Optometrists are still open during lockdown, although the survey also showed that only one in five people would now book an eye test as they are fearful of catching COVID-19.
Fight for Sight chief executive Sherine Krause said: “With the Covid-19 pandemic having forced so many of us to move to digital working, online learning and even virtual socialising, it is not surprising that our screen time has soared this year.
“However, it’s vital that the benefits of increased digital access and use during lockdown do not come at the detriment of our eye health. We would urge employers to take their responsibilities towards staff seriously during this period of extended home working and to encourage employees to take regular breaks from screens.
“People should also continue routine eye care throughout the pandemic and to get their eyes tested if they feel their sight has deteriorated. More than half of all cases of sight loss are avoidable through early detection and prevention methods and regular eye tests can often detect symptomless sight-threatening conditions.”
Eye research has shown that overuse of devices can lead to myopia, otherwise known as short-sightedness, which is why it is so important to take screen breaks, particularly among children.
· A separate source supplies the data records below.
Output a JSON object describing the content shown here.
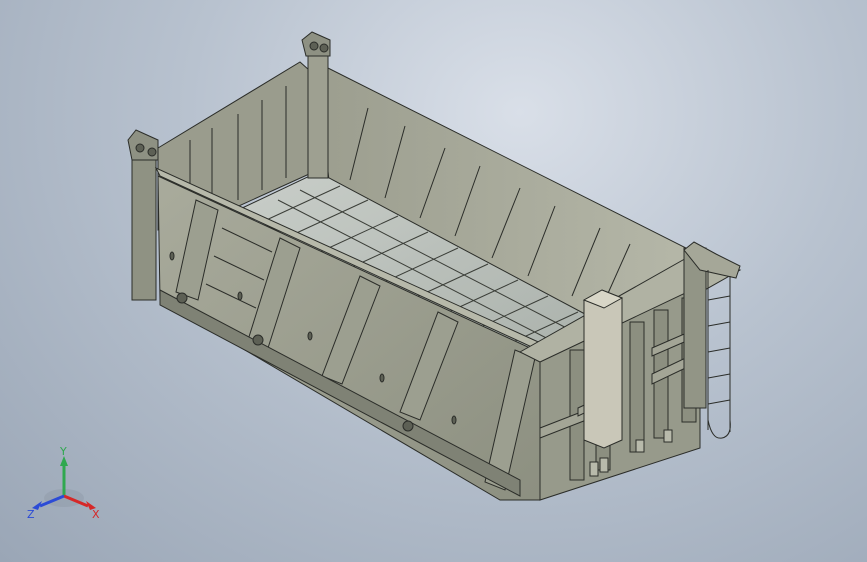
{
  "viewport": {
    "background_top": "#d9dfe8",
    "background_bottom": "#9aa6b6"
  },
  "model": {
    "part": "dump-truck-body",
    "colors": {
      "steel_light": "#a7a99a",
      "steel_mid": "#8f9283",
      "steel_dark": "#6f7265",
      "floor": "#bcc2bd",
      "edge": "#2b2d29"
    }
  },
  "triad": {
    "x_label": "X",
    "y_label": "Y",
    "z_label": "Z",
    "x_color": "#d62828",
    "y_color": "#2fa84f",
    "z_color": "#2b4bd6"
  }
}
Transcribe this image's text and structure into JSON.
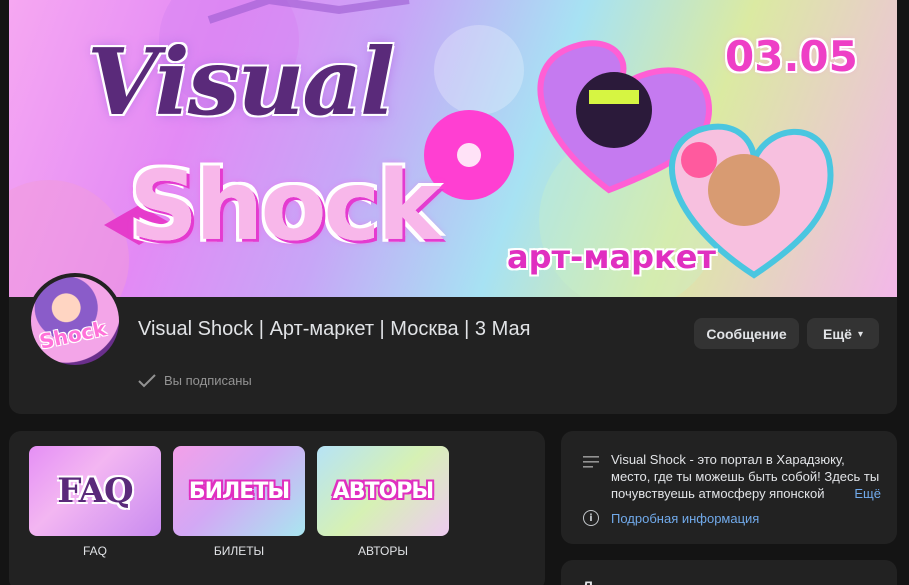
{
  "group": {
    "name": "Visual Shock | Арт-маркет | Москва | 3 Мая",
    "subscription_status": "Вы подписаны",
    "avatar_text": "Shock"
  },
  "cover": {
    "title_top": "Visual",
    "title_bottom": "Shock",
    "date": "03.05",
    "subtitle": "арт-маркет"
  },
  "actions": {
    "message_label": "Сообщение",
    "more_label": "Ещё"
  },
  "links": [
    {
      "thumb_text": "FAQ",
      "label": "FAQ"
    },
    {
      "thumb_text": "БИЛЕТЫ",
      "label": "БИЛЕТЫ"
    },
    {
      "thumb_text": "АВТОРЫ",
      "label": "АВТОРЫ"
    }
  ],
  "info": {
    "description": "Visual Shock - это портал в Харадзюку, место, где ты можешь быть собой! Здесь ты почувствуешь атмосферу японской альтернативной моды",
    "more_link": "Ещё",
    "details_link": "Подробная информация"
  },
  "next_section": {
    "title": "Л"
  },
  "colors": {
    "page_bg": "#141414",
    "card_bg": "#222222",
    "button_bg": "#333333",
    "link": "#71aaeb",
    "text_primary": "#e1e3e6",
    "text_secondary": "#939393",
    "accent_pink": "#e02fc0"
  }
}
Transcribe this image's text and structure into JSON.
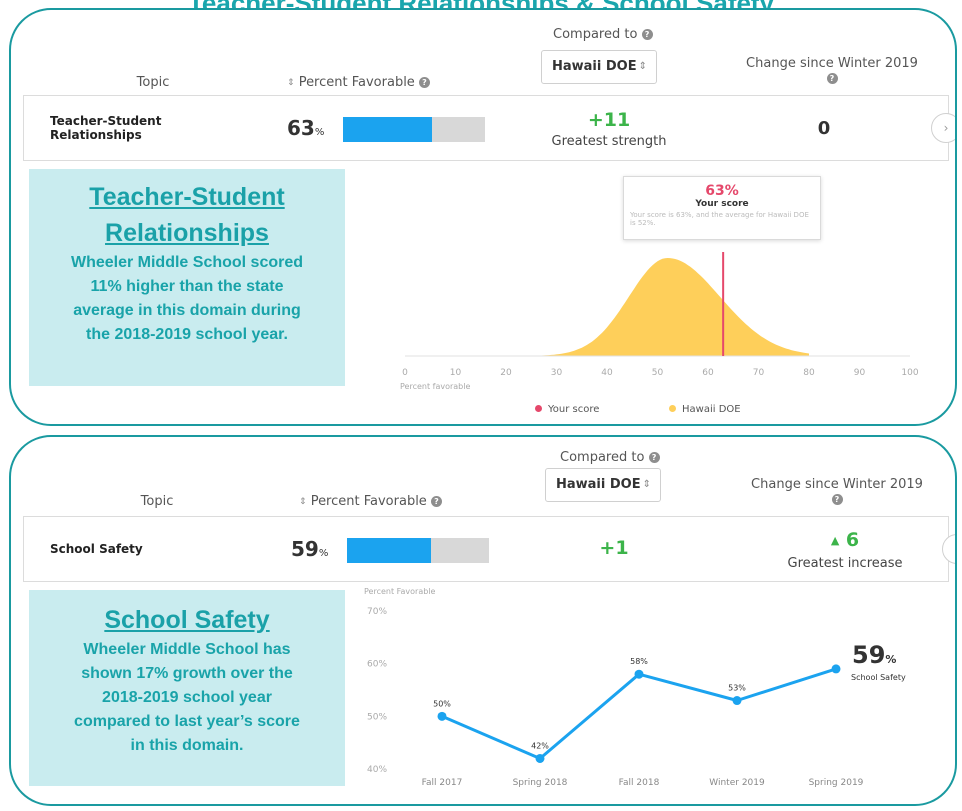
{
  "page_title": "Teacher-Student Relationships & School Safety",
  "colors": {
    "accent": "#1aa6ad",
    "bar_fill": "#1ba3ef",
    "positive": "#3cb44a",
    "your_score": "#e5486b",
    "distribution": "#fecf5a"
  },
  "header": {
    "topic": "Topic",
    "percent_favorable": "Percent Favorable",
    "compared_to": "Compared to",
    "compared_value": "Hawaii DOE",
    "change_since": "Change since Winter 2019"
  },
  "panel1": {
    "row": {
      "name_line1": "Teacher-Student",
      "name_line2": "Relationships",
      "percent": "63",
      "percent_unit": "%",
      "fill_fraction": 0.63,
      "delta": "+11",
      "delta_label": "Greatest strength",
      "change": "0"
    },
    "callout": {
      "title_line1": "Teacher-Student",
      "title_line2": "Relationships",
      "body": [
        "Wheeler Middle School scored",
        "11% higher than the state",
        "average in this domain during",
        "the 2018-2019 school year."
      ]
    },
    "tooltip": {
      "score": "63%",
      "label": "Your score",
      "detail": "Your score is 63%, and the average for Hawaii DOE is 52%."
    },
    "legend": {
      "your_score": "Your score",
      "comparison": "Hawaii DOE"
    }
  },
  "panel2": {
    "row": {
      "name": "School Safety",
      "percent": "59",
      "percent_unit": "%",
      "fill_fraction": 0.59,
      "delta": "+1",
      "change_arrow": "▲",
      "change": "6",
      "change_label": "Greatest increase"
    },
    "callout": {
      "title": "School Safety",
      "body": [
        "Wheeler Middle School has",
        "shown 17% growth over the",
        "2018-2019 school year",
        "compared to last year’s score",
        "in this domain."
      ]
    },
    "big_score": "59",
    "big_score_unit": "%",
    "big_score_label": "School Safety"
  },
  "chart_data": [
    {
      "type": "area",
      "xlabel": "Percent favorable",
      "xlim": [
        0,
        100
      ],
      "xticks": [
        "0",
        "10",
        "20",
        "30",
        "40",
        "50",
        "60",
        "70",
        "80",
        "90",
        "100"
      ],
      "series": [
        {
          "name": "Hawaii DOE",
          "distribution": "normal",
          "mean": 52,
          "sd": 9
        },
        {
          "name": "Your score",
          "value": 63
        }
      ],
      "legend_position": "bottom"
    },
    {
      "type": "line",
      "ylabel": "Percent Favorable",
      "ylim": [
        40,
        70
      ],
      "yticks": [
        "40%",
        "50%",
        "60%",
        "70%"
      ],
      "categories": [
        "Fall 2017",
        "Spring 2018",
        "Fall 2018",
        "Winter 2019",
        "Spring 2019"
      ],
      "values": [
        50,
        42,
        58,
        53,
        59
      ],
      "data_labels": [
        "50%",
        "42%",
        "58%",
        "53%",
        ""
      ]
    }
  ]
}
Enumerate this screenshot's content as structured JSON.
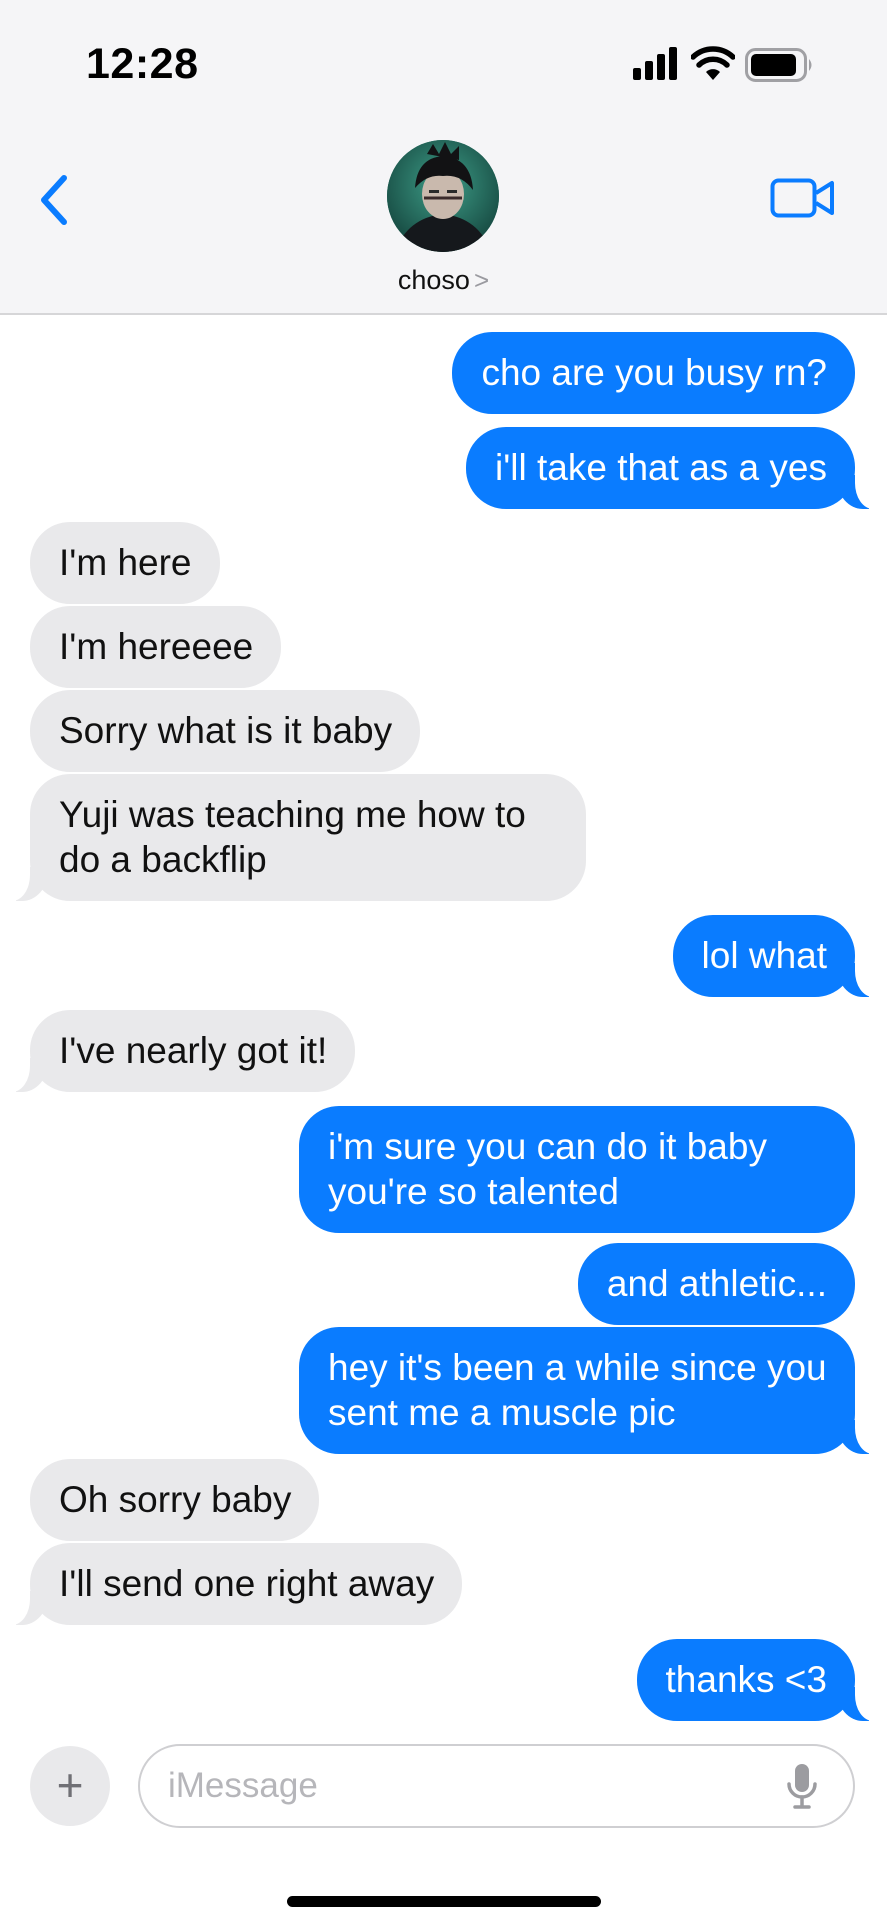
{
  "status_bar": {
    "time": "12:28"
  },
  "header": {
    "contact_name": "choso",
    "contact_chevron": ">"
  },
  "messages": [
    {
      "from": "me",
      "text": "cho are you busy rn?"
    },
    {
      "from": "me",
      "text": "i'll take that as a yes"
    },
    {
      "from": "them",
      "text": "I'm here"
    },
    {
      "from": "them",
      "text": "I'm hereeee"
    },
    {
      "from": "them",
      "text": "Sorry what is it baby"
    },
    {
      "from": "them",
      "text": "Yuji was teaching me how to do a backflip"
    },
    {
      "from": "me",
      "text": "lol what"
    },
    {
      "from": "them",
      "text": "I've nearly got it!"
    },
    {
      "from": "me",
      "text": "i'm sure you can do it baby you're so talented"
    },
    {
      "from": "me",
      "text": "and athletic..."
    },
    {
      "from": "me",
      "text": "hey it's been a while since you sent me a muscle pic"
    },
    {
      "from": "them",
      "text": "Oh sorry baby"
    },
    {
      "from": "them",
      "text": "I'll send one right away"
    },
    {
      "from": "me",
      "text": "thanks <3"
    }
  ],
  "compose": {
    "placeholder": "iMessage",
    "plus_label": "+"
  },
  "icons": {
    "back": "chevron-left-icon",
    "video": "video-camera-icon",
    "mic": "microphone-icon",
    "signal": "cellular-signal-icon",
    "wifi": "wifi-icon",
    "battery": "battery-icon"
  },
  "colors": {
    "sent_bubble": "#0a7cff",
    "received_bubble": "#e9e9eb",
    "accent": "#0a7cff"
  }
}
Fight for Sight funded researcher Professor Jeremy Guggenheim said: “Research has shown convincingly that insufficient time spent outdoors is a risk factor for myopia. Excessive time viewing electronic devices may pose an additional risk. Therefore, clinicians around the world are worried that COVID-19 lockdown restrictions may elevate the already high levels of myopia in many regions.”